■ **ABOUT THIS EXERCISE**:
Among the entries below, find the lines holding "icon" and copy them.
--- RECORDS SHOWN Enclosed Below ---
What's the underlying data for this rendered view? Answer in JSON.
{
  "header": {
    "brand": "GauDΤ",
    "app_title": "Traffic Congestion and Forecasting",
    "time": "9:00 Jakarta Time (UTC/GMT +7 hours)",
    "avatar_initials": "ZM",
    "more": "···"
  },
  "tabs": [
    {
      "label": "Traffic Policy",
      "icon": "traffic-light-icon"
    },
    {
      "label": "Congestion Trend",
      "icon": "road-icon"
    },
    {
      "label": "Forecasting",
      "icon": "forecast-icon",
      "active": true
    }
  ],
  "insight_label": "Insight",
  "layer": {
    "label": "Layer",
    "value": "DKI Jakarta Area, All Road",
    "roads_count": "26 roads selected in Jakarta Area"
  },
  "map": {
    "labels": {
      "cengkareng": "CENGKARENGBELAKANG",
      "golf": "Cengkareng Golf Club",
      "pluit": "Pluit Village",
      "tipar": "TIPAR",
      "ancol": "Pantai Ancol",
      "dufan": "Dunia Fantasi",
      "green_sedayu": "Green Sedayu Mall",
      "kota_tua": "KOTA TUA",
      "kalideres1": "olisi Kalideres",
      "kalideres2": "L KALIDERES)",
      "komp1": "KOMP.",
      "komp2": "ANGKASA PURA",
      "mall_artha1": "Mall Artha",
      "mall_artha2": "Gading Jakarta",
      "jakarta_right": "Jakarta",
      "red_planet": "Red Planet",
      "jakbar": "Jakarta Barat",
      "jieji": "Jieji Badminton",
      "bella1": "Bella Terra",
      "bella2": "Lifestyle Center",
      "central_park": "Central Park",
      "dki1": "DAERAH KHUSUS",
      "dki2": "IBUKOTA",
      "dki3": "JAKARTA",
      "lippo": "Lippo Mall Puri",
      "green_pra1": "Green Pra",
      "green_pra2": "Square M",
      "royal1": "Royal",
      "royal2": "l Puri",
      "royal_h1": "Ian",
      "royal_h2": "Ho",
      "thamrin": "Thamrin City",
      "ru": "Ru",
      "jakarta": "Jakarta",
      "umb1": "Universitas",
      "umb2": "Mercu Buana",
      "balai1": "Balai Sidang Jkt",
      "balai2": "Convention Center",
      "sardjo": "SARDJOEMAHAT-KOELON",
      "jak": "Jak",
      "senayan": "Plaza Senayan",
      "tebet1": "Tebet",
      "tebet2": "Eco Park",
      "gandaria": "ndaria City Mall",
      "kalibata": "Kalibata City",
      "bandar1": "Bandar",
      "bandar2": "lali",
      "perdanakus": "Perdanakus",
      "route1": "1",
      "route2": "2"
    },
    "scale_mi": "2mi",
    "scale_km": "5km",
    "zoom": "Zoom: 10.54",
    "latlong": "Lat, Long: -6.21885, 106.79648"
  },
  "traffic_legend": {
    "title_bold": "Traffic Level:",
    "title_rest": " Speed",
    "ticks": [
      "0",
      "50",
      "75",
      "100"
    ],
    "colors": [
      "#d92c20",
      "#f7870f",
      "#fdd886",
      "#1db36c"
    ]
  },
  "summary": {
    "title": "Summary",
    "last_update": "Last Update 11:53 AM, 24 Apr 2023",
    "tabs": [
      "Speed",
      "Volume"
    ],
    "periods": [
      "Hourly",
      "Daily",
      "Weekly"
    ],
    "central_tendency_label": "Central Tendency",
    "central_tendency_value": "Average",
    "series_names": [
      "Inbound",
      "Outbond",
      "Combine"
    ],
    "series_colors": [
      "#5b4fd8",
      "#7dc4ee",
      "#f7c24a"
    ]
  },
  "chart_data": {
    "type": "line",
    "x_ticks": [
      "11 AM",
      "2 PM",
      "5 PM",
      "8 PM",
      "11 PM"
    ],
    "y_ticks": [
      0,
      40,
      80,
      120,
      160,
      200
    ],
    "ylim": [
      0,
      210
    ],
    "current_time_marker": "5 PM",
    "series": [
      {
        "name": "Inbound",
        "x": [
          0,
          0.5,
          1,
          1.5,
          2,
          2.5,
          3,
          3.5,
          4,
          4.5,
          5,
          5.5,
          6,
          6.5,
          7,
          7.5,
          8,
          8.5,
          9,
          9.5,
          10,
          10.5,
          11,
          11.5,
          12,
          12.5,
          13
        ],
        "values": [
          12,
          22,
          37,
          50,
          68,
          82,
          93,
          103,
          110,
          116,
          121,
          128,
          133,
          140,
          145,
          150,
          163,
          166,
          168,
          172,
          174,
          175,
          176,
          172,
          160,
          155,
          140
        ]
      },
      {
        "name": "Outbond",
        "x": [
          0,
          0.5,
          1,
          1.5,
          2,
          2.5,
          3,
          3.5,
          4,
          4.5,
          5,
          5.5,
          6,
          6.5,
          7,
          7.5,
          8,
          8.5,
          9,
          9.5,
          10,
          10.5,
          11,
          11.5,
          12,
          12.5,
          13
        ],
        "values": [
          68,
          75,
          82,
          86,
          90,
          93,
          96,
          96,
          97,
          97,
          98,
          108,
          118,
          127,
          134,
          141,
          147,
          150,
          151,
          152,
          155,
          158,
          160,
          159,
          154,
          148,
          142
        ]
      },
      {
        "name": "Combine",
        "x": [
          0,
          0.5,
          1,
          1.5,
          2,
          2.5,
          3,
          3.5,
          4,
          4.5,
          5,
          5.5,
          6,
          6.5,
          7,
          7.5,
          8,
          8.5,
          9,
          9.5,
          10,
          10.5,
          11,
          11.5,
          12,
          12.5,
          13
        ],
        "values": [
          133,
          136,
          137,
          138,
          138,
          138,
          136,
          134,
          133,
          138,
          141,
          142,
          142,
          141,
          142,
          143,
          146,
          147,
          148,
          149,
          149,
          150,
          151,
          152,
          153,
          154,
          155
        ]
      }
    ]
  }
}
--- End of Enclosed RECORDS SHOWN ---
■ **WRITTEN ANSWER**:
      "icon": "traffic-light-icon"
      "icon": "road-icon"
      "icon": "forecast-icon",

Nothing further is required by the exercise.